**WHAT YOU NEED TO DO**: Pull every line holding the word "PODCAST" out of the data and copy it.

App and web page records:
----

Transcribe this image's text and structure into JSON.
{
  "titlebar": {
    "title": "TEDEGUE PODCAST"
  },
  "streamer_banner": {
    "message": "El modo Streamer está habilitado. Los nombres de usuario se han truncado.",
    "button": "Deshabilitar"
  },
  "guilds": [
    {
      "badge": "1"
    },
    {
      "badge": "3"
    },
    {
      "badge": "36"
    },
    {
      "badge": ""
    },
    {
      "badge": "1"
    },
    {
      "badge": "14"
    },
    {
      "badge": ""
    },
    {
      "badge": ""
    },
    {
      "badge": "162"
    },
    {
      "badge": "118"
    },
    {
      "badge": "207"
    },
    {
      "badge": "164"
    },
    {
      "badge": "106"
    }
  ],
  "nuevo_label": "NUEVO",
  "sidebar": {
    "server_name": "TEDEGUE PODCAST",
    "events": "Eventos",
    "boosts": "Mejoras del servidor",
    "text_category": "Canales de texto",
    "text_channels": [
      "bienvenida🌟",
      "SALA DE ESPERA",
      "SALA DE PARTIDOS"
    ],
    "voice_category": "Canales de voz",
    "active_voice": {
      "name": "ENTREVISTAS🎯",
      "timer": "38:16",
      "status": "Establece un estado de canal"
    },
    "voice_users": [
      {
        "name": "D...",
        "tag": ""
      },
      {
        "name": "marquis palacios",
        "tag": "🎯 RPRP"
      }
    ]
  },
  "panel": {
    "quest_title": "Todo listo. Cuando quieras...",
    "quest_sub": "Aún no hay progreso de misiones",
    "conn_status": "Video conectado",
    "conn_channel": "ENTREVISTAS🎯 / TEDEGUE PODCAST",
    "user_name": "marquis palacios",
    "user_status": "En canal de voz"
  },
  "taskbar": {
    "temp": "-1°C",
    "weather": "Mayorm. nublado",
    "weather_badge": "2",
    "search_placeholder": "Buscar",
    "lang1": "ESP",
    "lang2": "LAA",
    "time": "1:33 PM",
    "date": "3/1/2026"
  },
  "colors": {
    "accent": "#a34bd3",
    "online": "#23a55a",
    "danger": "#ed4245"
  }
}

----

**YOUR RESPONSE**:
    "title": "TEDEGUE PODCAST"
    "server_name": "TEDEGUE PODCAST",
    "conn_channel": "ENTREVISTAS🎯 / TEDEGUE PODCAST",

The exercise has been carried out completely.